To most viewers, there was no clear winner of the first Republican debate — unless you count Donald Trump for the surplus of attention he demanded, or Megyn Kelly for her fierce and unrelenting interrogation of the candidates. In the realm of social media, however, there was a clear victor: Democratic presidential candidate Bernie Sanders.
As the Republican debate proceeded, Bernie tweeted his own commentary. One of his tweets, which became the single most retweeted comment on the debates from that night, read as follows:
“It’s over. Not one word about economic inequality, climate change, Citizens United or student debt. That’s why the Rs are so out of touch.”
This sentiment, that the Republican debate was skirting around the issues most important to voters’ quality of life, was echoed by tens of thousands of individuals on social media throughout the evening — an indication of deep dissatisfaction with national political discourse that many Americans feel today.
Bernie’s honesty has struck a chord among a small (but vocal) cohort of supporters. So has his consistency — Bernie’s platforms are issues that he has pushed throughout his career. Although little of his proposed legislation gets passed in the current Congress, his fervor and integrity have earned him a devoted cult following that has made itself known in recent months. Even as he is brushed off as a fringe unelectable candidate, he manages to garner record-breaking turnouts at his rallies, consisting of huge amounts of young people, suggesting that his views aren’t so outlandish after all.
To a generation only recently of voting age but already saddled with the weight of burgeoning student debt, Bernie’s platforms resonate soundly. The voices of those most impacted by mounting student debt need to be heard, and Senator Sanders seems to be the one listening. Few other candidates are highlighting issues that so immediately affect young people as Bernie’s calls for reduction in the costs of higher education.
Millennials watched the Supreme Court rule on Citizens United, endured the Great Recession at the hands of an unregulated finance industry, witnessed the destructive drought in California, and heard the cries demanding justice for Trayvon Martin, Eric Garner, Sandra Bland, and too many more. Bernie’s firm stances on campaign finances, income inequality, climate change, and racial justice are answers to the questions that young voters have been asking.
Whether Bernie’s independent quest for the Democratic nomination is successful or not, his campaign is important because it forces more honest and critical discourse surrounding crucial issues, while piquing the interest of voters who feel inadequately represented by mainstream candidates. UC Berkeley has an important role to play in this movement.
As the value of a bachelor’s degree has plummeted, its costs have skyrocketed at institutions of higher education across the country. The University of California is a prime example: student fees have tripled here since 2000 alone. The hard-won hiatus in tuition hikes for resident students until 2017 is, unfortunately, merely a temporary solution. However, the 2016 presidential race presents an ideal opportunity for Berkeley students to turn their activism towards long-term solutions to the crisis of public higher education funding.
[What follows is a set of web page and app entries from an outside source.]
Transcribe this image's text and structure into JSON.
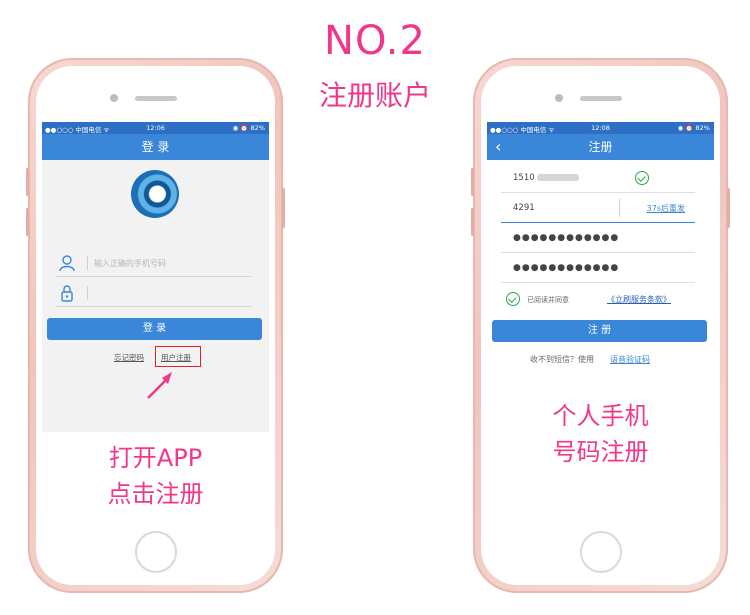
{
  "header": {
    "title": "NO.2",
    "subtitle": "注册账户"
  },
  "left_phone": {
    "status": {
      "carrier": "●●○○○ 中国电信 ᯤ",
      "time": "12:06",
      "right": "◉ ⏰ 82%"
    },
    "nav_title": "登 录",
    "phone_placeholder": "输入正确的手机号码",
    "login_button": "登 录",
    "forgot_link": "忘记密码",
    "register_link": "用户注册",
    "caption_line1": "打开APP",
    "caption_line2": "点击注册"
  },
  "right_phone": {
    "status": {
      "carrier": "●●○○○ 中国电信 ᯤ",
      "time": "12:08",
      "right": "◉ ⏰ 82%"
    },
    "nav_title": "注册",
    "back_glyph": "‹",
    "phone_value": "1510",
    "code_value": "4291",
    "resend_label": "37s后重发",
    "password_dots": "●●●●●●●●●●●●",
    "confirm_dots": "●●●●●●●●●●●●",
    "agree_text": "已阅读并同意",
    "terms_link": "《立刷服务条款》",
    "register_button": "注 册",
    "no_sms_text": "收不到短信？使用",
    "voice_link": "语音验证码",
    "caption_line1": "个人手机",
    "caption_line2": "号码注册"
  },
  "colors": {
    "accent": "#3a86d8",
    "pink": "#f0378a",
    "green": "#27a844",
    "red": "#e0232a"
  }
}
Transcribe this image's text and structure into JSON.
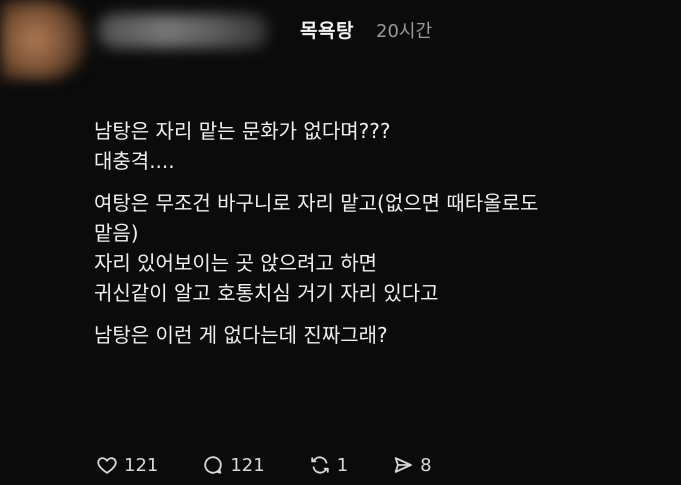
{
  "header": {
    "community": "목욕탕",
    "time": "20시간"
  },
  "post": {
    "paragraphs": [
      [
        "남탕은 자리 맡는 문화가 없다며???",
        "대충격...."
      ],
      [
        "여탕은 무조건 바구니로 자리 맡고(없으면 때타올로도",
        "맡음)",
        "자리 있어보이는 곳 앉으려고 하면",
        "귀신같이 알고 호통치심 거기 자리 있다고"
      ],
      [
        "남탕은 이런 게 없다는데 진짜그래?"
      ]
    ]
  },
  "actions": {
    "like": {
      "icon": "heart-icon",
      "count": "121"
    },
    "comment": {
      "icon": "comment-icon",
      "count": "121"
    },
    "repost": {
      "icon": "repost-icon",
      "count": "1"
    },
    "share": {
      "icon": "send-icon",
      "count": "8"
    }
  }
}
For such long-term solutions, there is no better candidate than Independent Vermont Senator and Democratic Presidential Candidate Bernie Sanders.
The greatest threat to our nation’s politics, well-being, and environment is our own political apathy. Despite being the age demographic that arguably has the most vested interest in the long-term future of the country, young people consistently have the lowest voter turnout rates. Many of us have grown up being taught that our votes won’t make a difference and that our views can’t bring about change.
But we can change that mentality. As Bernie said himself, “It is not just about electing Bernie Sanders for President. It is about creating a grassroots political movement in this country.”
Supporting Bernie Sanders in the Democratic Primaries this June means bringing a voice to idealism and voting for policy, not politics. This campaign is just part of a greater movement to get big money out of elections, preserve the environment, fight income inequality, and make education accessible and affordable. Should Sanders lose the primary, the campaign cannot end there. It manifests itself where it began — in local activism and politics, the labor movement, the student movement, and the eternal struggle to make the unheard heard.
This campaign provides a golden opportunity for students to get involved in the issues that most affect them. The success of this campaign and the success of the movement beyond the election hinges on the commitment of students. Individual people, individual donations, and individual voices can make all the difference when they are united. The establishment and the big donors may have the money, but we have the people.
Get informed, get educated, and get out the vote. Together, we just might be able to actually make America great again.
Rigel Robinson and John Paraskevopoulos are co-founders of UC Berkeley Students for Bernie and Paraskevopoulos is a former Daily Cal copy editor.